◆ **To do**
Copy each line that includes the string "کلاس" from the material into your answer.

◆ **Material provided**
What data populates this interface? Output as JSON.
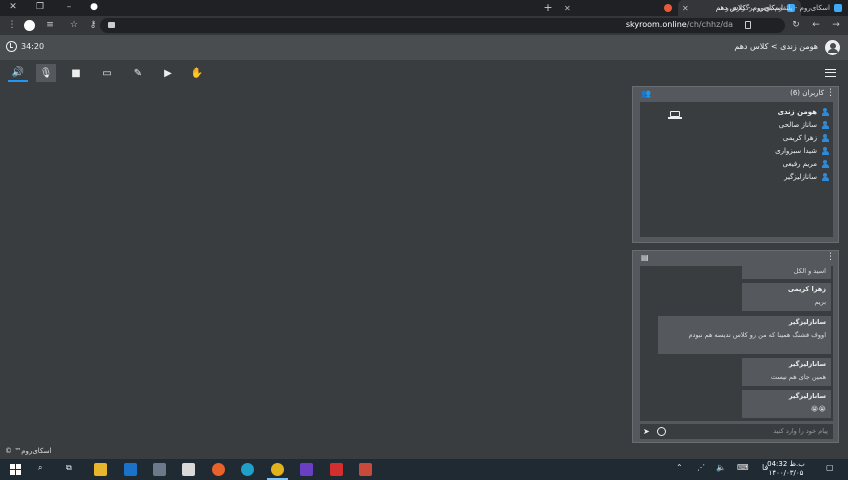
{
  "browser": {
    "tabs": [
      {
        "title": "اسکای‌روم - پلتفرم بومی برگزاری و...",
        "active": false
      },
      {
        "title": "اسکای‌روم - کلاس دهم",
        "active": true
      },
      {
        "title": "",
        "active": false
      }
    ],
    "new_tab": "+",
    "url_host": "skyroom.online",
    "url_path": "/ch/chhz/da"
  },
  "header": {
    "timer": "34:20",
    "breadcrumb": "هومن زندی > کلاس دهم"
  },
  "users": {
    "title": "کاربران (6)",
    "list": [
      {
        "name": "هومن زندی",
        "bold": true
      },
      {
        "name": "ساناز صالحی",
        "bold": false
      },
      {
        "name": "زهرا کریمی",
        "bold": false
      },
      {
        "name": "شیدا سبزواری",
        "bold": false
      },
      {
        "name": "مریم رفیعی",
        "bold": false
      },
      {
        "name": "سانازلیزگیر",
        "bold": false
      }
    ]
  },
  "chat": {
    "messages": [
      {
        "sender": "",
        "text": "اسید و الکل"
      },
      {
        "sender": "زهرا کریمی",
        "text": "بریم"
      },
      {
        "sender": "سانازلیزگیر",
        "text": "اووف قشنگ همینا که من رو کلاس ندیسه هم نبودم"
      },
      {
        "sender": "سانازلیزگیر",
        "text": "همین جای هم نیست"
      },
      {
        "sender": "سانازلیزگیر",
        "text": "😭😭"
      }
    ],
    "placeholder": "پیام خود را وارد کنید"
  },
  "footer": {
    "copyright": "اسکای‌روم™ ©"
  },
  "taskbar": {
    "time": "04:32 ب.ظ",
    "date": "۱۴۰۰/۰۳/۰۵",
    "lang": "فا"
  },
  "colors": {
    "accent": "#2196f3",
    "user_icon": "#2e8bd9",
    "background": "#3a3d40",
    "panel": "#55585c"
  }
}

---

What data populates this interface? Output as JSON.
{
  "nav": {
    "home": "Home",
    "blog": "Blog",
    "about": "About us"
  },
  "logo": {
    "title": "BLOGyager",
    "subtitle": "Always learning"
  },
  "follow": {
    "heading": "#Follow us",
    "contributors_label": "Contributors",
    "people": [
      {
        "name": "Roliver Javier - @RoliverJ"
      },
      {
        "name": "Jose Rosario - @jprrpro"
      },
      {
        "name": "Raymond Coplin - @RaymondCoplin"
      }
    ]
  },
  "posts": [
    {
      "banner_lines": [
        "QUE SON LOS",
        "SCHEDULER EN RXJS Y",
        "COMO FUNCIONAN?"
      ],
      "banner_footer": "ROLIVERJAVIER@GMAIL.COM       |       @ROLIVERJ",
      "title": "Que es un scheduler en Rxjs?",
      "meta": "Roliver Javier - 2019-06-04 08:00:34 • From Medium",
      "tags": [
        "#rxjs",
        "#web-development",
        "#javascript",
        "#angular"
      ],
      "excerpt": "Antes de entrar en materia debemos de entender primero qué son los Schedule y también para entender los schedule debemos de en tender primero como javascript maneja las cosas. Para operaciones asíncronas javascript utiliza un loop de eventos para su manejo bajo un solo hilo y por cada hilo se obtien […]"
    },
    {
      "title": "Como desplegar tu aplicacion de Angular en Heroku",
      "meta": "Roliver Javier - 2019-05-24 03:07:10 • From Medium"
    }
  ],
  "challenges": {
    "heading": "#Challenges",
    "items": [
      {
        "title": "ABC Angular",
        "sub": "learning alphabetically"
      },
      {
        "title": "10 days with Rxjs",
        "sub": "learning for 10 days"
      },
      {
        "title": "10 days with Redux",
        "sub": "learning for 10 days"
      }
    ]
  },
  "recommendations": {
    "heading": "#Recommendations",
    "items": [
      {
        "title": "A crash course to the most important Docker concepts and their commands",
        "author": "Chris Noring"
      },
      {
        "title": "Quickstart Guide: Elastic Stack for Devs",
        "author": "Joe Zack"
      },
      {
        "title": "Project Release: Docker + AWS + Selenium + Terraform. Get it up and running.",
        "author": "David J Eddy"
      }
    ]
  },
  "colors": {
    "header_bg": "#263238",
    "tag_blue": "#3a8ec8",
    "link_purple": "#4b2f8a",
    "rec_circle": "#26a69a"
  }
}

◆ **The completed task**
        "title": "اسکای‌روم - کلاس دهم",
    "breadcrumb": "هومن زندی > کلاس دهم"
        "text": "اووف قشنگ همینا که من رو کلاس ندیسه هم نبودم"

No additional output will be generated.